Most everyone struggles with being gentle in some way or other. It can sometimes be really hard after a long day to find words that are calming and kind, especially with those with whom we are closest. In these moments, it can be as simple as the tone or the look that we give that conveys harshness and distance. In terms of the Greek word prautes, which we translate as gentleness, it is a very difficult word to define because there isn’t a word like it in the English language. The best word to use isn’t actually the word gentleness, but rather the word meekness. However, the problem is that we rarely use this word today in our regular conversations, and therefore, the meaning is lost to us today. Can you remember when the last time you used the word meek—probably never!
An expression we might use for gentleness or meekness is ‘strength under control.’ St. Francis de Sales wrote it another way: “Nothing is so strong as gentleness, nothing so gentle as real strength.” The Greek writer Aristotle often used the word prautes in his writings and used many words to describe its meaning. As you will read below, you need lots of words and phrases to describe this unique Greek word. Here is Aristotle’s description:“The ability to bear reproaches and slights with moderation, and not to embark on revenge quickly, and not to be easily provoked to anger, but to be free from bitterness and contentiousness, having tranquillity and stability in the spirit.” (On Virtues and Vices) Again, as you can see, it can not always be easy to define the word meek or gentle.

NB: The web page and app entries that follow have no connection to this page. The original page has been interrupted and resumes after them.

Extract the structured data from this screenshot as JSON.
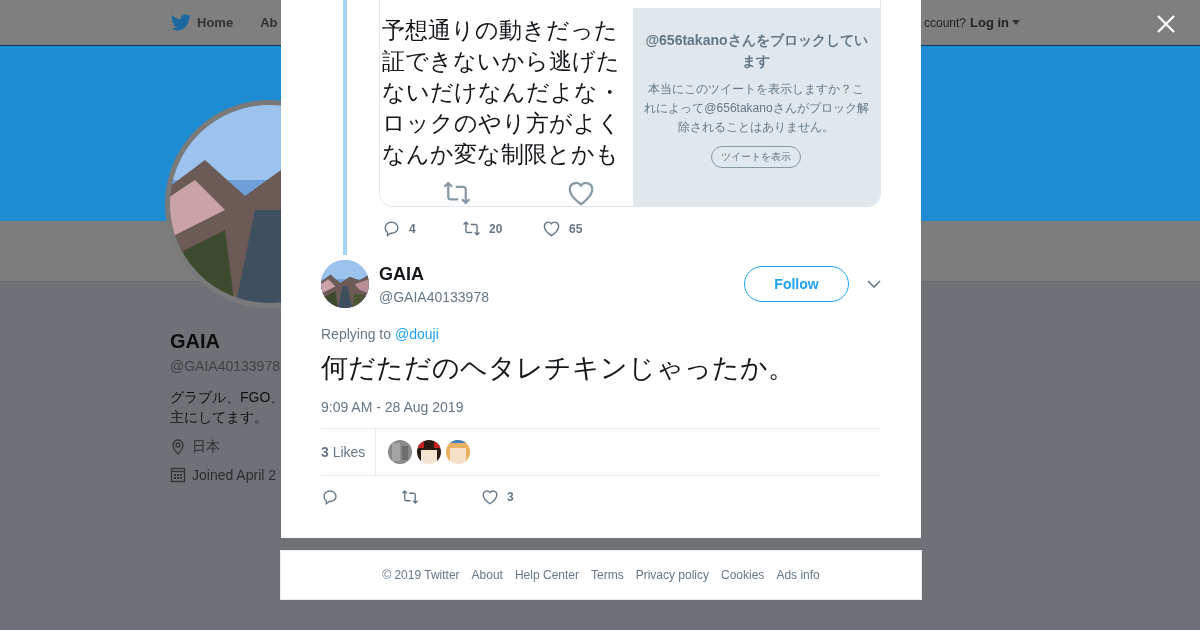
{
  "page_header": {
    "nav": [
      "Home",
      "Ab"
    ],
    "login_prompt": "ccount?",
    "login": "Log in"
  },
  "profile": {
    "name": "GAIA",
    "handle": "@GAIA40133978",
    "bio": [
      "グラブル、FGO、",
      "主にしてます。"
    ],
    "location": "日本",
    "joined": "Joined April 2"
  },
  "quoted_tweet": {
    "text_lines": [
      "予想通りの動きだった",
      "証できないから逃げた",
      "ないだけなんだよな・",
      "ロックのやり方がよく",
      "なんか変な制限とかも"
    ],
    "blocked_notice": {
      "title": "@656takanoさんをブロックしています",
      "body": "本当にこのツイートを表示しますか？これによって@656takanoさんがブロック解除されることはありません。",
      "button": "ツイートを表示"
    }
  },
  "parent_stats": [
    {
      "kind": "reply",
      "count": "4"
    },
    {
      "kind": "retweet",
      "count": "20"
    },
    {
      "kind": "like",
      "count": "65"
    }
  ],
  "tweet": {
    "name": "GAIA",
    "handle": "@GAIA40133978",
    "follow": "Follow",
    "replying_label": "Replying to",
    "replying_to": "@douji",
    "text": "何だただのヘタレチキンじゃったか。",
    "timestamp": "9:09 AM - 28 Aug 2019",
    "likes": "**3** Likes",
    "actions": [
      {
        "kind": "reply"
      },
      {
        "kind": "retweet"
      },
      {
        "kind": "like",
        "count": "3"
      }
    ]
  },
  "footer": [
    "© 2019 Twitter",
    "About",
    "Help Center",
    "Terms",
    "Privacy policy",
    "Cookies",
    "Ads info"
  ]
}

The writers in the New Testament always used this word to exemplify a genuine consideration for others. It’s the person who has a disposition that is even-tempered and calm, especially when they have been mistreated. The person who possesses this quality can easily forgive someone who has wronged them in some way, and at the same time, they know how to manage their emotions well. I like how the theologian William Barclay described the gentle person—“he will err on the side of forgiveness rather than on the side of anger.”
However, gentleness does not mean that when you are being calm in a difficult situation that you can’t ever get angry. Again, Aristotle offers some clues with respect to this; when it applies to anger and gentleness, it is “on the right grounds, and against the right persons, and in the right manner, and at the right moment, and for the right length of time.” (Nicomachean Ethics) Again, gentleness is ‘strength under control,’ and sometimes we use this trait in difficult circumstances. It’s when someone confronts you in an injustice manner, and instead of staying silent, you become prautes. It’s when you have been overlooked for some reason and instead of hiding, you face the situation with prautes. It’s when you see someone being verbally attacked and you enter the circumstance with prautes. As author and professor, Leo Buscaglia wrote some years ago, “Only the weak are cruel. Gentleness can only be expected from the strong.” Gentleness does not necessarily mean that you should remain silent in a trying circumstance; in some instances, you must move into the hurtful situation and gently correct or change what has been done to you or to someone else.
Questions you can ask yourself: how gentle are you especially when someone has upset you or “it just isn’t your day?” When you are in an argument, do you use harsh or gentle words? With this, while you may be passionate about a given issue, how controlled are you when you speak? In respect to your emotions, how even-tempered are you? Do you control your emotions or do they control you? How considerate are you of others and their sensitivities and feelings, or are you a raging bull in a china shop with others? When you face a difficult situation do you typically counter with hurtful words or do you remain silent and hide from the obvious problems? In what ways do you need to learn how to use prautes to enter arguments and problems in your relationships? What do you need to change in your life to become a gentle person?
In: Spiritual Formation
Tags: Aristotle, fruit of the Spirit, gentleness, Leo Buscaglia, meekness, St. Francis de Sales, the fruit of Spirit, William Barclay